| EXERCISE DESCRIPTION |
Set down the whole listing below exactly, without pictures.
——
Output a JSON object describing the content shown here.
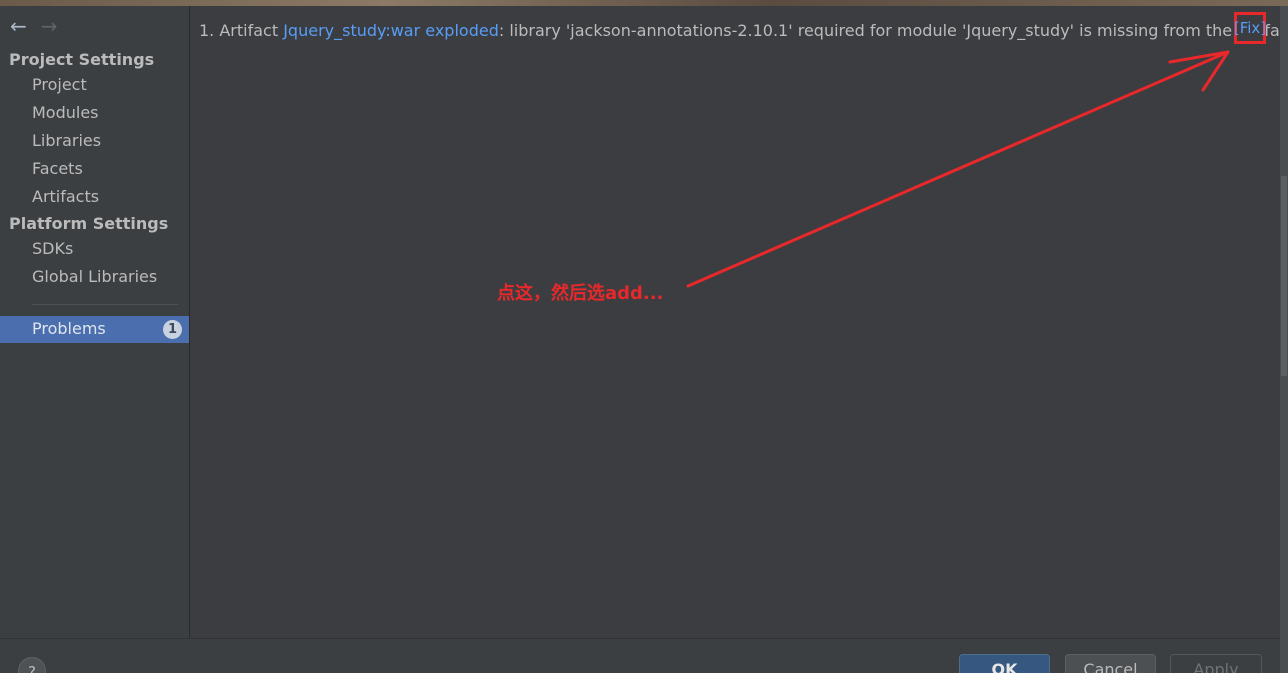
{
  "nav": {
    "back_icon": "←",
    "forward_icon": "→"
  },
  "sidebar": {
    "project_settings_header": "Project Settings",
    "project_items": [
      "Project",
      "Modules",
      "Libraries",
      "Facets",
      "Artifacts"
    ],
    "platform_settings_header": "Platform Settings",
    "platform_items": [
      "SDKs",
      "Global Libraries"
    ],
    "problems": {
      "label": "Problems",
      "count": "1"
    }
  },
  "problems_panel": {
    "index": "1.",
    "prefix": "Artifact",
    "artifact_link": "Jquery_study:war exploded",
    "message": ": library 'jackson-annotations-2.10.1' required for module 'Jquery_study' is missing from the artifact",
    "fix_link": "[Fix]"
  },
  "annotation": {
    "text": "点这，然后选add...",
    "color": "#e8282a"
  },
  "footer": {
    "help_label": "?",
    "ok_label": "OK",
    "cancel_label": "Cancel",
    "apply_label": "Apply"
  },
  "colors": {
    "accent_link": "#589df6",
    "selection": "#4b6eaf",
    "background": "#3c3f41"
  }
}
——
| RESULT BELOW |
Output a JSON object describing the content shown here.
{
  "nav": {
    "back_icon": "←",
    "forward_icon": "→"
  },
  "sidebar": {
    "project_settings_header": "Project Settings",
    "project_items": [
      "Project",
      "Modules",
      "Libraries",
      "Facets",
      "Artifacts"
    ],
    "platform_settings_header": "Platform Settings",
    "platform_items": [
      "SDKs",
      "Global Libraries"
    ],
    "problems": {
      "label": "Problems",
      "count": "1"
    }
  },
  "problems_panel": {
    "index": "1.",
    "prefix": "Artifact",
    "artifact_link": "Jquery_study:war exploded",
    "message": ": library 'jackson-annotations-2.10.1' required for module 'Jquery_study' is missing from the artifact",
    "fix_link": "[Fix]"
  },
  "annotation": {
    "text": "点这，然后选add...",
    "color": "#e8282a"
  },
  "footer": {
    "help_label": "?",
    "ok_label": "OK",
    "cancel_label": "Cancel",
    "apply_label": "Apply"
  },
  "colors": {
    "accent_link": "#589df6",
    "selection": "#4b6eaf",
    "background": "#3c3f41"
  }
}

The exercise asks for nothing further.